PROVIDED RECORDS START

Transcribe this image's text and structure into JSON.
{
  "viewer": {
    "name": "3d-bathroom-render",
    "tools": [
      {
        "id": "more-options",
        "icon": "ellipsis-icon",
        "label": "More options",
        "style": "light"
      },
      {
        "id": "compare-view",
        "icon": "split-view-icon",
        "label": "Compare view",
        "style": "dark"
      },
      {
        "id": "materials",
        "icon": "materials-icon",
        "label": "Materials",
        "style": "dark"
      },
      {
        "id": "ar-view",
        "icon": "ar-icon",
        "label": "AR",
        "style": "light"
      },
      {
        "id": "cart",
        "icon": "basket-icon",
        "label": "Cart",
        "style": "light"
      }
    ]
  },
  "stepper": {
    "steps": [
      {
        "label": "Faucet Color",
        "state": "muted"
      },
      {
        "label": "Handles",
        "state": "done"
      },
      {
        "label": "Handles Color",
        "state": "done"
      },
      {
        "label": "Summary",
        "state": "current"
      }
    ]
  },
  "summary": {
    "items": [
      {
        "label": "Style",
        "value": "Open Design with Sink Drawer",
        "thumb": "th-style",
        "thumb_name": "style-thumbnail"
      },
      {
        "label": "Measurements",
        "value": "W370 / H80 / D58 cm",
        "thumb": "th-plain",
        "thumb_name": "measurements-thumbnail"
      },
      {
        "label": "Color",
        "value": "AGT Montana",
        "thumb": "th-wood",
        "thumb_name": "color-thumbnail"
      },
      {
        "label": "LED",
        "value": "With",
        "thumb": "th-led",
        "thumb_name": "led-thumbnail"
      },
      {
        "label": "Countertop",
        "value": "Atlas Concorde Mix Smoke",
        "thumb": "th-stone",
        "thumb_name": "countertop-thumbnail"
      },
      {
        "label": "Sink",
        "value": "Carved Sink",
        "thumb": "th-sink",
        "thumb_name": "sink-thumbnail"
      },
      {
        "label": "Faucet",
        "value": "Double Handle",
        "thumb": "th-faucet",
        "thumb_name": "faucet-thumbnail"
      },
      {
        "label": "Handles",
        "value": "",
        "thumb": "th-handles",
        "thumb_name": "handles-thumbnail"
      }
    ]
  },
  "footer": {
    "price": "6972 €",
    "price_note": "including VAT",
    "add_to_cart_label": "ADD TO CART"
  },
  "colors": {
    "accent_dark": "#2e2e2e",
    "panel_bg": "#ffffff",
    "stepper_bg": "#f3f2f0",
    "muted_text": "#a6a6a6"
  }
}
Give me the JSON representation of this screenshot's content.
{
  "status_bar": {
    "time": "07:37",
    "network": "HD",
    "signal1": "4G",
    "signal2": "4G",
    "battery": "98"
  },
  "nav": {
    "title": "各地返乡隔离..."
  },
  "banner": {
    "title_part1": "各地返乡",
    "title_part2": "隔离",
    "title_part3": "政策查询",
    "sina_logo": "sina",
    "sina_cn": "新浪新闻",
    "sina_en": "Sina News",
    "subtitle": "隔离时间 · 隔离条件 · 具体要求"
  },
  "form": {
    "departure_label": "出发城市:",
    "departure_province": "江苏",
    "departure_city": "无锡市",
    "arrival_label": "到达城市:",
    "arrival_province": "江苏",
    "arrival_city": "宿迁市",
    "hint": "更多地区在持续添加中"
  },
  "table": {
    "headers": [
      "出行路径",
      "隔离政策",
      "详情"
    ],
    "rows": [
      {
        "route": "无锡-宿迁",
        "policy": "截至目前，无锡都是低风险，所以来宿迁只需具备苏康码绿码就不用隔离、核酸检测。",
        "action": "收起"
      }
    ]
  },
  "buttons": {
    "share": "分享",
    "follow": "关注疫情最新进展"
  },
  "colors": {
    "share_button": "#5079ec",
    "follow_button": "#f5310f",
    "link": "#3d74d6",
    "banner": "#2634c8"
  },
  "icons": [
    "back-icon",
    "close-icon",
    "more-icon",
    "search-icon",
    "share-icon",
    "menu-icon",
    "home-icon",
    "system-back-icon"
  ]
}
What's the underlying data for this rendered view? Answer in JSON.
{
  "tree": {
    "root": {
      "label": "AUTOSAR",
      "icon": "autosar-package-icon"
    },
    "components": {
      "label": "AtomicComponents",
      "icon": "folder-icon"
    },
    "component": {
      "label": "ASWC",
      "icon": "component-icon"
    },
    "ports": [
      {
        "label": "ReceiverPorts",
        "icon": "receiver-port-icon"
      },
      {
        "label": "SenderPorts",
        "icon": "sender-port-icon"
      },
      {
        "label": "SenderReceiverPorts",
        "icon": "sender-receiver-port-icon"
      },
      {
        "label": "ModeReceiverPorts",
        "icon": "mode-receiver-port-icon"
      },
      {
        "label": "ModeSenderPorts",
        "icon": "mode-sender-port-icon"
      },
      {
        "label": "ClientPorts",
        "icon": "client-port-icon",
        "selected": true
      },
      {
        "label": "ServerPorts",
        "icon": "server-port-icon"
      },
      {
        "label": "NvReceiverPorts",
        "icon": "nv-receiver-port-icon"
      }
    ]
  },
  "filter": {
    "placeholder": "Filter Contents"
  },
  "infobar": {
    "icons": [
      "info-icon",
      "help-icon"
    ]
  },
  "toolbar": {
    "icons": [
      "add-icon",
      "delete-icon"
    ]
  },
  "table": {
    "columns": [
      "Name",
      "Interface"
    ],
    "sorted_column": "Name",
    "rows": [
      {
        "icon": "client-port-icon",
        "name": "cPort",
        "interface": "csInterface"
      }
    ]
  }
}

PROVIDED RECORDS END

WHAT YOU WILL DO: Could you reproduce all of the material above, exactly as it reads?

PROBLEM SOLUTION:
Transcribe this image's text and structure into JSON.
{
  "viewer": {
    "name": "3d-bathroom-render",
    "tools": [
      {
        "id": "more-options",
        "icon": "ellipsis-icon",
        "label": "More options",
        "style": "light"
      },
      {
        "id": "compare-view",
        "icon": "split-view-icon",
        "label": "Compare view",
        "style": "dark"
      },
      {
        "id": "materials",
        "icon": "materials-icon",
        "label": "Materials",
        "style": "dark"
      },
      {
        "id": "ar-view",
        "icon": "ar-icon",
        "label": "AR",
        "style": "light"
      },
      {
        "id": "cart",
        "icon": "basket-icon",
        "label": "Cart",
        "style": "light"
      }
    ]
  },
  "stepper": {
    "steps": [
      {
        "label": "Faucet Color",
        "state": "muted"
      },
      {
        "label": "Handles",
        "state": "done"
      },
      {
        "label": "Handles Color",
        "state": "done"
      },
      {
        "label": "Summary",
        "state": "current"
      }
    ]
  },
  "summary": {
    "items": [
      {
        "label": "Style",
        "value": "Open Design with Sink Drawer",
        "thumb": "th-style",
        "thumb_name": "style-thumbnail"
      },
      {
        "label": "Measurements",
        "value": "W370 / H80 / D58 cm",
        "thumb": "th-plain",
        "thumb_name": "measurements-thumbnail"
      },
      {
        "label": "Color",
        "value": "AGT Montana",
        "thumb": "th-wood",
        "thumb_name": "color-thumbnail"
      },
      {
        "label": "LED",
        "value": "With",
        "thumb": "th-led",
        "thumb_name": "led-thumbnail"
      },
      {
        "label": "Countertop",
        "value": "Atlas Concorde Mix Smoke",
        "thumb": "th-stone",
        "thumb_name": "countertop-thumbnail"
      },
      {
        "label": "Sink",
        "value": "Carved Sink",
        "thumb": "th-sink",
        "thumb_name": "sink-thumbnail"
      },
      {
        "label": "Faucet",
        "value": "Double Handle",
        "thumb": "th-faucet",
        "thumb_name": "faucet-thumbnail"
      },
      {
        "label": "Handles",
        "value": "",
        "thumb": "th-handles",
        "thumb_name": "handles-thumbnail"
      }
    ]
  },
  "footer": {
    "price": "6972 €",
    "price_note": "including VAT",
    "add_to_cart_label": "ADD TO CART"
  },
  "colors": {
    "accent_dark": "#2e2e2e",
    "panel_bg": "#ffffff",
    "stepper_bg": "#f3f2f0",
    "muted_text": "#a6a6a6"
  }
}
Give me the JSON representation of this screenshot's content.
{
  "status_bar": {
    "time": "07:37",
    "network": "HD",
    "signal1": "4G",
    "signal2": "4G",
    "battery": "98"
  },
  "nav": {
    "title": "各地返乡隔离..."
  },
  "banner": {
    "title_part1": "各地返乡",
    "title_part2": "隔离",
    "title_part3": "政策查询",
    "sina_logo": "sina",
    "sina_cn": "新浪新闻",
    "sina_en": "Sina News",
    "subtitle": "隔离时间 · 隔离条件 · 具体要求"
  },
  "form": {
    "departure_label": "出发城市:",
    "departure_province": "江苏",
    "departure_city": "无锡市",
    "arrival_label": "到达城市:",
    "arrival_province": "江苏",
    "arrival_city": "宿迁市",
    "hint": "更多地区在持续添加中"
  },
  "table": {
    "headers": [
      "出行路径",
      "隔离政策",
      "详情"
    ],
    "rows": [
      {
        "route": "无锡-宿迁",
        "policy": "截至目前，无锡都是低风险，所以来宿迁只需具备苏康码绿码就不用隔离、核酸检测。",
        "action": "收起"
      }
    ]
  },
  "buttons": {
    "share": "分享",
    "follow": "关注疫情最新进展"
  },
  "colors": {
    "share_button": "#5079ec",
    "follow_button": "#f5310f",
    "link": "#3d74d6",
    "banner": "#2634c8"
  },
  "icons": [
    "back-icon",
    "close-icon",
    "more-icon",
    "search-icon",
    "share-icon",
    "menu-icon",
    "home-icon",
    "system-back-icon"
  ]
}
What's the underlying data for this rendered view? Answer in JSON.
{
  "tree": {
    "root": {
      "label": "AUTOSAR",
      "icon": "autosar-package-icon"
    },
    "components": {
      "label": "AtomicComponents",
      "icon": "folder-icon"
    },
    "component": {
      "label": "ASWC",
      "icon": "component-icon"
    },
    "ports": [
      {
        "label": "ReceiverPorts",
        "icon": "receiver-port-icon"
      },
      {
        "label": "SenderPorts",
        "icon": "sender-port-icon"
      },
      {
        "label": "SenderReceiverPorts",
        "icon": "sender-receiver-port-icon"
      },
      {
        "label": "ModeReceiverPorts",
        "icon": "mode-receiver-port-icon"
      },
      {
        "label": "ModeSenderPorts",
        "icon": "mode-sender-port-icon"
      },
      {
        "label": "ClientPorts",
        "icon": "client-port-icon",
        "selected": true
      },
      {
        "label": "ServerPorts",
        "icon": "server-port-icon"
      },
      {
        "label": "NvReceiverPorts",
        "icon": "nv-receiver-port-icon"
      }
    ]
  },
  "filter": {
    "placeholder": "Filter Contents"
  },
  "infobar": {
    "icons": [
      "info-icon",
      "help-icon"
    ]
  },
  "toolbar": {
    "icons": [
      "add-icon",
      "delete-icon"
    ]
  },
  "table": {
    "columns": [
      "Name",
      "Interface"
    ],
    "sorted_column": "Name",
    "rows": [
      {
        "icon": "client-port-icon",
        "name": "cPort",
        "interface": "csInterface"
      }
    ]
  }
}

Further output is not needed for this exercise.